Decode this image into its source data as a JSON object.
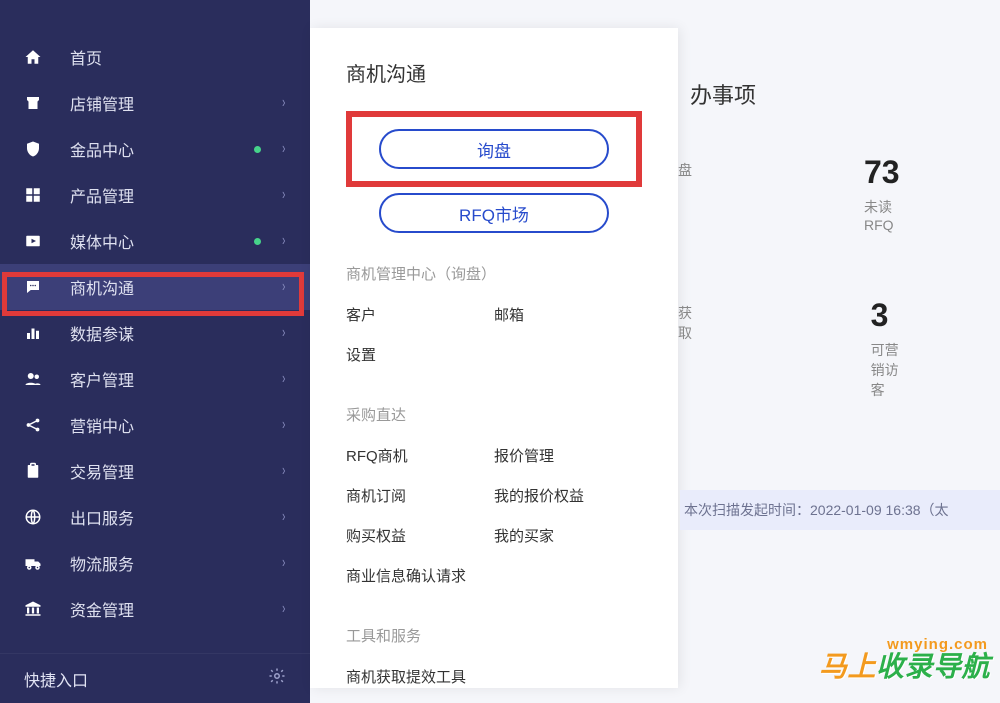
{
  "sidebar": {
    "items": [
      {
        "label": "首页",
        "expandable": false,
        "dot": false
      },
      {
        "label": "店铺管理",
        "expandable": true,
        "dot": false
      },
      {
        "label": "金品中心",
        "expandable": true,
        "dot": true
      },
      {
        "label": "产品管理",
        "expandable": true,
        "dot": false
      },
      {
        "label": "媒体中心",
        "expandable": true,
        "dot": true
      },
      {
        "label": "商机沟通",
        "expandable": true,
        "dot": false
      },
      {
        "label": "数据参谋",
        "expandable": true,
        "dot": false
      },
      {
        "label": "客户管理",
        "expandable": true,
        "dot": false
      },
      {
        "label": "营销中心",
        "expandable": true,
        "dot": false
      },
      {
        "label": "交易管理",
        "expandable": true,
        "dot": false
      },
      {
        "label": "出口服务",
        "expandable": true,
        "dot": false
      },
      {
        "label": "物流服务",
        "expandable": true,
        "dot": false
      },
      {
        "label": "资金管理",
        "expandable": true,
        "dot": false
      }
    ],
    "shortcut_label": "快捷入口"
  },
  "submenu": {
    "title": "商机沟通",
    "pill1": "询盘",
    "pill2": "RFQ市场",
    "section1_title": "商机管理中心（询盘）",
    "section1_links": [
      "客户",
      "邮箱",
      "设置"
    ],
    "section2_title": "采购直达",
    "section2_links": [
      "RFQ商机",
      "报价管理",
      "商机订阅",
      "我的报价权益",
      "购买权益",
      "我的买家",
      "商业信息确认请求"
    ],
    "section3_title": "工具和服务",
    "section3_links": [
      "商机获取提效工具"
    ]
  },
  "right": {
    "todo_title": "办事项",
    "row1": [
      {
        "value": "",
        "label": "盘"
      },
      {
        "value": "73",
        "label": "未读RFQ"
      }
    ],
    "row2": [
      {
        "value": "",
        "label": "获取"
      },
      {
        "value": "3",
        "label": "可营销访客"
      }
    ],
    "scan_text": "本次扫描发起时间：2022-01-09 16:38（太"
  },
  "watermark": {
    "small": "wmying.com",
    "big_a": "马上",
    "big_b": "收录导航"
  }
}
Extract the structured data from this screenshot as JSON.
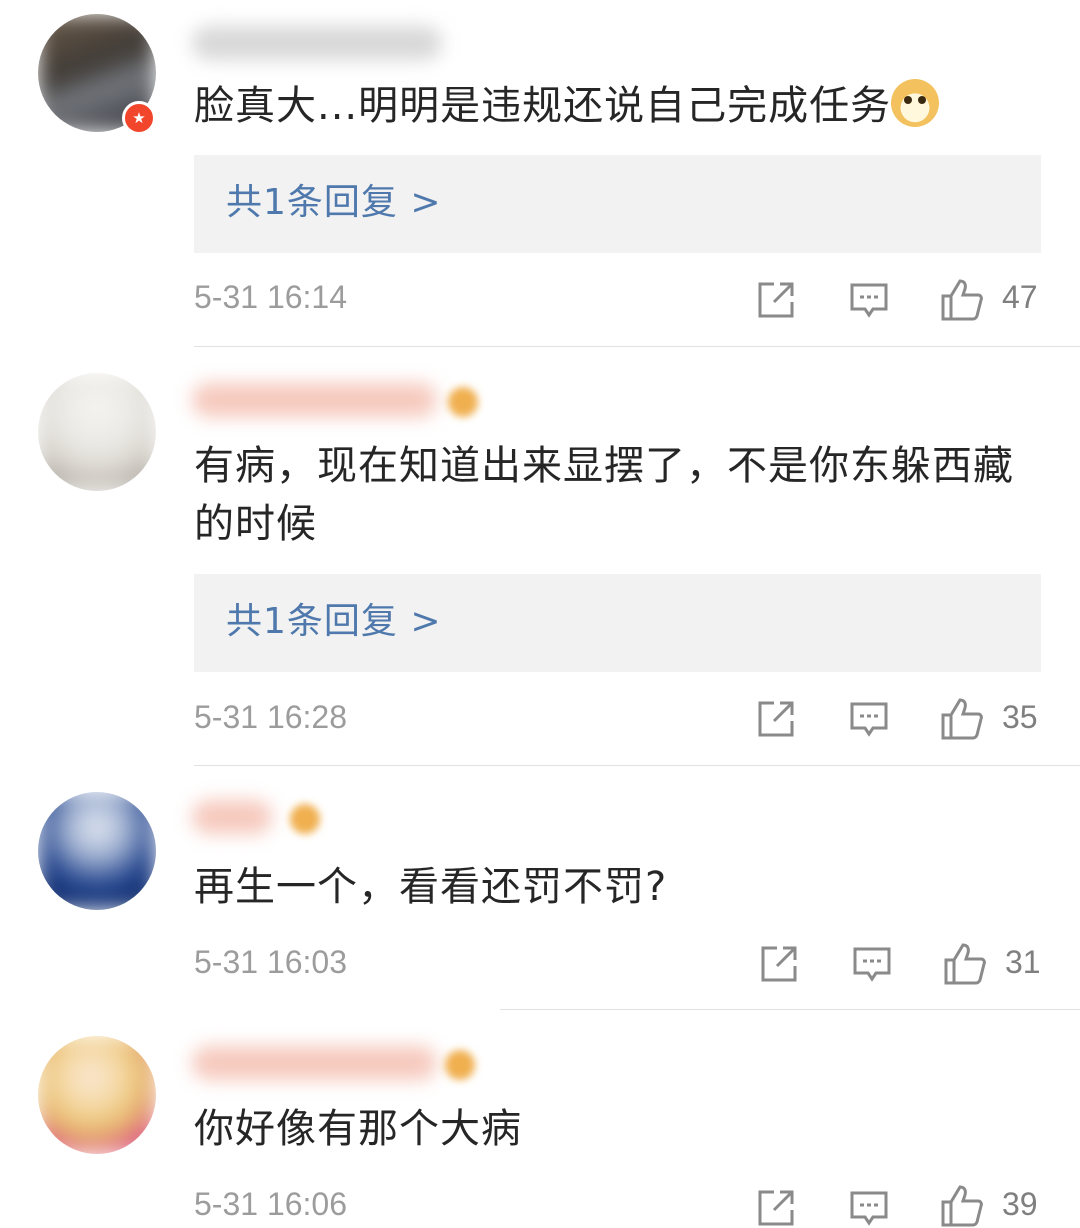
{
  "comments": [
    {
      "text": "脸真大...明明是违规还说自己完成任务",
      "emoji": "doge-emoji",
      "reply_label": "共1条回复 >",
      "timestamp": "5-31 16:14",
      "likes": "47"
    },
    {
      "text": "有病，现在知道出来显摆了，不是你东躲西藏的时候",
      "reply_label": "共1条回复 >",
      "timestamp": "5-31 16:28",
      "likes": "35"
    },
    {
      "text": "再生一个，看看还罚不罚?",
      "timestamp": "5-31 16:03",
      "likes": "31"
    },
    {
      "text": "你好像有那个大病",
      "timestamp": "5-31 16:06",
      "likes": "39"
    }
  ],
  "icons": {
    "repost": "repost-icon",
    "comment": "comment-icon",
    "like": "thumbs-up-icon",
    "badge": "verified-star-icon"
  },
  "colors": {
    "reply_link": "#4f79ad",
    "reply_bg": "#f2f2f2",
    "meta_text": "#9c9c9c",
    "badge": "#f1462c"
  }
}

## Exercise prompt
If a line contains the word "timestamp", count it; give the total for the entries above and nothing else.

## Task answer
4